[Task objective]
Which lines of the data below hold "title"? Copy each of them.

Entries from a dataset of interfaces

------

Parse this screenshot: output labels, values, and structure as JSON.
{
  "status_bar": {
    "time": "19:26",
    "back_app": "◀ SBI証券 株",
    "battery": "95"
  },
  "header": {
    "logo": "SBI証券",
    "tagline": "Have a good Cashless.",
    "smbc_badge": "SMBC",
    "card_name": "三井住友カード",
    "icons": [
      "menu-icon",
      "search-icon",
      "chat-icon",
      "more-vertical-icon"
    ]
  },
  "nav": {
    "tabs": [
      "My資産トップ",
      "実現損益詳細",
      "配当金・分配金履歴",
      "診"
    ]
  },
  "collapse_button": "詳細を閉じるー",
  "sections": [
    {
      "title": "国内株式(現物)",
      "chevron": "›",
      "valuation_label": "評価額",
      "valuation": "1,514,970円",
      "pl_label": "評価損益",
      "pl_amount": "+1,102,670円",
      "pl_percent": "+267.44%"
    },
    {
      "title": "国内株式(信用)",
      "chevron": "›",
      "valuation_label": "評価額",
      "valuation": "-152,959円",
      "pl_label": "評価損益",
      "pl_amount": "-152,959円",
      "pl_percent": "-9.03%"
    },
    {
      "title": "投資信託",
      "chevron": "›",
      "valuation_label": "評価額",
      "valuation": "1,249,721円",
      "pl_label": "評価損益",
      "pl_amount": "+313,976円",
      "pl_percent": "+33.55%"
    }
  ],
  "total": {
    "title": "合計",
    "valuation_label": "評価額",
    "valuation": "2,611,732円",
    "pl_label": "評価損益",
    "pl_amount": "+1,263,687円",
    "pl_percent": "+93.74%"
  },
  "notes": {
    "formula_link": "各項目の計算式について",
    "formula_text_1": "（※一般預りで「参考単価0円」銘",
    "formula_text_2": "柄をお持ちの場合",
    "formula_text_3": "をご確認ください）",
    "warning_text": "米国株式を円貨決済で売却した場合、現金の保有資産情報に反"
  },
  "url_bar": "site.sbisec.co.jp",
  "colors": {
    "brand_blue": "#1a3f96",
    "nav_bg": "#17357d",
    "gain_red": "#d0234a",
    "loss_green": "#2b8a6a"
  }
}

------

[Exercise result]
      "title": "国内株式(現物)",
      "title": "国内株式(信用)",
      "title": "投資信託",
    "title": "合計",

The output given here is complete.